I’ve already written about how waste has conquered the world through the rise of Convenience (read All hail the Goddess Disposability!), particularly in light of electronic rubbish. But there’s a myriad of other gratuitous waste surpluses floating around the world.
Cars are just one of these. Remember watching the cars on the road about 15 years ago? You could pick the ‘rich’ people in town because they were the ones driving the few new cars, still shiny with the novelty of recent purchase. Everyone else was still driving around in the first and only car they ever bought new, 5, 10 or even 15 years ago. If it still started and stayed in one piece, there wasn’t really a reason to buy a new one.
Now, cars are designed specifically (yes, it’s true, I’m not being a cynic) to last only a few years. You are encouraged to buy a new car every 5 years (and you thought the sudden rise of perfect competition in new car extended warranties was just your lucky day!). The concept of dud car makes has become pretty much obsolete because EVERY make is built to run like a dream for the first few years. Continue reading
Humans are the greatest ecosystem engineers. We’ve already altered most of the world’s land surface through mining, agriculture and urban development; we’ve modified marine ecosystems through introduced species, commercial fishing and shipping infrastructure; chemical pollutants from our greywater entering waterways are creating inter-sex fish; and light pollution from our cities, and even from ski-runs, is altering behaviour, reproduction and circadian rhythms of resident wildlife.
Now even the mere sound of our existence is reworking Nature. Noise pollution from development, airports, mining, and road traffic has always been an issue, not just as an annoyance to our own communities, but as a threat to nearby wildlife. Animals and birds can abandon their habitats through fright, or be driven out because the human-made noise makes it too difficult for them to find food or mates. Many birds and even whales have been forced to change the volume, sound frequency or timing of their calls to ensure they are heard above the din of human existence. Continue reading
I think our future holds a problem even more pressing than climate change—the burgeoning issue of waste disposal.
Since the invention of Convenience, disposable everything has become commonplace and it’s beginning to catch up with us. Once upon a time, milk was delivered to the house and poured straight into your own milk jug. Store bought books and clothes were wrapped in cloth or newspaper to be carried home. Food was bought from markets and put directly into your basket or wooden box, sans plastic wrapping.
It worked.

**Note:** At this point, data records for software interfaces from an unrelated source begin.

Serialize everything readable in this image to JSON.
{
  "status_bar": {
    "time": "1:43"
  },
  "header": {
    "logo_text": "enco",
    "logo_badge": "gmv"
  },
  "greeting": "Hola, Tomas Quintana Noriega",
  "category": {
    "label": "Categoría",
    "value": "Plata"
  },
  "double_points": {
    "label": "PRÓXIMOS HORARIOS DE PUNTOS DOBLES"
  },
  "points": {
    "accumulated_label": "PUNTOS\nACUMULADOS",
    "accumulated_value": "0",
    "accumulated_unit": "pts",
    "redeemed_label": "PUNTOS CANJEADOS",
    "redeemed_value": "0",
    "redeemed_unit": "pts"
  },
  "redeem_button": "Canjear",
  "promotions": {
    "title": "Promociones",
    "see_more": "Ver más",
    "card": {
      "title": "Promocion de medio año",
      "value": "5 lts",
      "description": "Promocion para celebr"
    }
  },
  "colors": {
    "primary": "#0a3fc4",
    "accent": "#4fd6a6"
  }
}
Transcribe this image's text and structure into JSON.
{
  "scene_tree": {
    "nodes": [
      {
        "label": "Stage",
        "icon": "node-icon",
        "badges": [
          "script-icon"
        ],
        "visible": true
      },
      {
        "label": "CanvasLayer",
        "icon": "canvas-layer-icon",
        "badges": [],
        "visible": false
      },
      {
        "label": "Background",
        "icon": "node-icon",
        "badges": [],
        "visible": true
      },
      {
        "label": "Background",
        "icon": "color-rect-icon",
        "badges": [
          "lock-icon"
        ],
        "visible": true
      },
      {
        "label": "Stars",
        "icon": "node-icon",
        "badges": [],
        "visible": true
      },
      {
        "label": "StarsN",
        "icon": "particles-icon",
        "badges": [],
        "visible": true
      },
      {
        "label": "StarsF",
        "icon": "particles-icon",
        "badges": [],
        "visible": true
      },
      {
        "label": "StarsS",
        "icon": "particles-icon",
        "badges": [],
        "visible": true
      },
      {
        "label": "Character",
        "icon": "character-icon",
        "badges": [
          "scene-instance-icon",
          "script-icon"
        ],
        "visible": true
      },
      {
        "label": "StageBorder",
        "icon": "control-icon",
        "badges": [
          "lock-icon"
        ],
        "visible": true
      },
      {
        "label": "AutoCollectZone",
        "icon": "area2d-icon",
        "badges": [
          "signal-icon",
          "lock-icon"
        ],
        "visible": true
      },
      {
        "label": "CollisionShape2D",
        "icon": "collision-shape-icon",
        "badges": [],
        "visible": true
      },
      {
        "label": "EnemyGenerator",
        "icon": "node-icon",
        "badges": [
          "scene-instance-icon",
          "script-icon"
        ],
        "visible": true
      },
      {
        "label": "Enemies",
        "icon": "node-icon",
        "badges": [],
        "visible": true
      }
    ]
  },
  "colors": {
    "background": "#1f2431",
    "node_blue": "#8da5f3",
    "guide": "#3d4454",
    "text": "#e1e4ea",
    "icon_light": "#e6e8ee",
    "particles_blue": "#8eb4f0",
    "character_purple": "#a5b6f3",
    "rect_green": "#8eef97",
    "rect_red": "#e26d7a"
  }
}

It may not have been the most luxurious way of living, but it worked. But someone decided that it wasn’t good enough for us, and the Goddess Disposability was born.
At first there was just plastic in all shapes and forms with some glass, cardboard and aluminium thrown in for good measure. But then we stepped it up a notch. Everything from food cans to aeroplanes couldn’t be manufactured without at least one ingredient that was toxic, immutable or just plain unfriendly. Hence, we have a problem. Continue reading
I have an amensal relationship with my local supermarket—I give it money, it gives me rotten fruit and rancid yoghurt in return.
My fridge was low on fresh food the other day, so I headed off to my neighbourhood Superagora megabyssiae. Mine’s about 10 minutes up the road. It lies in wait like a huge concrete anglerfish, luring me into its automatic-opening jaws with its promises of “fresh food” and “everyday low prices”. I stood in the ‘fresh’ produce section eyeing soft apples, wilting lettuce and green potatoes with distaste. I even found a mouldy capsicum. And don’t get me started on the dairy cabinet. Continue reading